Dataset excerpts
%%

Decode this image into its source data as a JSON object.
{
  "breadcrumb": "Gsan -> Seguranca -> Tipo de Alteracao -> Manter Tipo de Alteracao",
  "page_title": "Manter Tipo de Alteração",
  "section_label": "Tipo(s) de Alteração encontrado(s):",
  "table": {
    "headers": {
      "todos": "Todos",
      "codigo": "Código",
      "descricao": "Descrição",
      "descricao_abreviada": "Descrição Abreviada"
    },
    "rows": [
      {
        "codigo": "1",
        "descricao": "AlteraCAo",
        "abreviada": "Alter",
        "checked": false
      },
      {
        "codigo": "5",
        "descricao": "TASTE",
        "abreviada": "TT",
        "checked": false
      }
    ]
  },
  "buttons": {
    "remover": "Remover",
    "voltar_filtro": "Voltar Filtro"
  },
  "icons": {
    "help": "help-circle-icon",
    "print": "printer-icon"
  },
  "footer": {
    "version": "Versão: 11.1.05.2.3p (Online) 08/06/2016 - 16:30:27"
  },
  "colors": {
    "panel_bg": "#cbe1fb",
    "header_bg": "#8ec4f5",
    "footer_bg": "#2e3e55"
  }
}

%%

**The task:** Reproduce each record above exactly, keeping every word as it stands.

**Exercise response:**
Decode this image into its source data as a JSON object.
{
  "breadcrumb": "Gsan -> Seguranca -> Tipo de Alteracao -> Manter Tipo de Alteracao",
  "page_title": "Manter Tipo de Alteração",
  "section_label": "Tipo(s) de Alteração encontrado(s):",
  "table": {
    "headers": {
      "todos": "Todos",
      "codigo": "Código",
      "descricao": "Descrição",
      "descricao_abreviada": "Descrição Abreviada"
    },
    "rows": [
      {
        "codigo": "1",
        "descricao": "AlteraCAo",
        "abreviada": "Alter",
        "checked": false
      },
      {
        "codigo": "5",
        "descricao": "TASTE",
        "abreviada": "TT",
        "checked": false
      }
    ]
  },
  "buttons": {
    "remover": "Remover",
    "voltar_filtro": "Voltar Filtro"
  },
  "icons": {
    "help": "help-circle-icon",
    "print": "printer-icon"
  },
  "footer": {
    "version": "Versão: 11.1.05.2.3p (Online) 08/06/2016 - 16:30:27"
  },
  "colors": {
    "panel_bg": "#cbe1fb",
    "header_bg": "#8ec4f5",
    "footer_bg": "#2e3e55"
  }
}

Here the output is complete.